The campaign suggests agricultural counties in Central, Eastern and Southern Oregon divorce themselves from metropolitan areas, and marry more like-minded Idaho.

“The value of the United States having multiple states instead of just one big state is that it allows differentiation, different laws in different states,” says Taylor. “And hopefully those state boundaries can reflect actual boundaries between groups that want one kind of law and other groups that want another kind of law.”

Oregonians who don’t like new laws that decriminalized drugs, Taylor suggests, may feel more at home in Idaho. He contends Idaho has lower taxes, less regulation and lower unemployment.

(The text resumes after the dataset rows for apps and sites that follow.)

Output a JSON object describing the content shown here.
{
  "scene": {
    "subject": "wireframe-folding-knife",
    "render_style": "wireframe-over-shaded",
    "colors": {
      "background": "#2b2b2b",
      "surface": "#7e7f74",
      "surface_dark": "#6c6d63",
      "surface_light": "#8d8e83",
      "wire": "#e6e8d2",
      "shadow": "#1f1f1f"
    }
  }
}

The campaign proposes a border along the Deschutes River, which splits the county, leaving Warm Springs and Camp Sherman in Oregon. Bend would stay in Oregon, but Redmond and Terrebonne would become part of Jefferson County.

Simmelink raised concerns the boundary shift could disrupt long nurtured relationships.

“Our tribal interactions, and tri-county interactions. There’s so much we do between the tri counties here, whether it be health care, mutual aid in law enforcement.”

“It just seems very complicated with irrigation water coming out of Wickiup and going through Bend,” says Commissioner Wayne Fording.

The proposed state line puts Jefferson County’s water source, the Wickiup Reservoir, in Greater Idaho, then flowing through Deschutes County, Oregon, before coming to Jefferson County.

“I know a lot of our ag community has worked on water issues for years that they just recently got an agreement on, and I don’t know how those would change,” Fording said.

“In the medical community, this is being talked about a lot.” Kim Schmith worries about people with professional licenses in Oregon that Idaho might not recognize. “There would be an exodus of all those people who need to be licensed. They may or may not leave our county, but they certainly would not be able to work in our county.”

And what about the county name? Idaho already has a Jefferson County. Just like some brides, Jefferson County, Oregon, would need to change its name under this new union.

Through all the uncertainty, Jefferson County Commissioners want to make one thing clear: This is not their idea.

“We’re not the ones to carry the torch and do the work,” says Fording.

“I don’t think as a county commissioner that we have any position,” says Commissioner Mae Huston. “It was a ballot measure that was passed by the voters, and we’re waiting to see how it’s going to work out.”

The measure voters passed in November requires another meeting in August to discuss the issue. Union County has already held the first of three meetings. The Move Oregon’s Border campaign is working to get similar measures on the ballots this May in Malheur, Baker, Grant, Lake, Harney and Sherman counties.

Simmelink says proponents of a Greater Idaho didn’t need a ballot measure to get commissioners to discuss the idea. “I’ll be honest with you, they could have addressed this like an agenda item at each county.”

Commissioners would like to hear your input, but they emphasize, if you want information about moving the border, they don’t have the answers. Go to the source: greateridaho.org.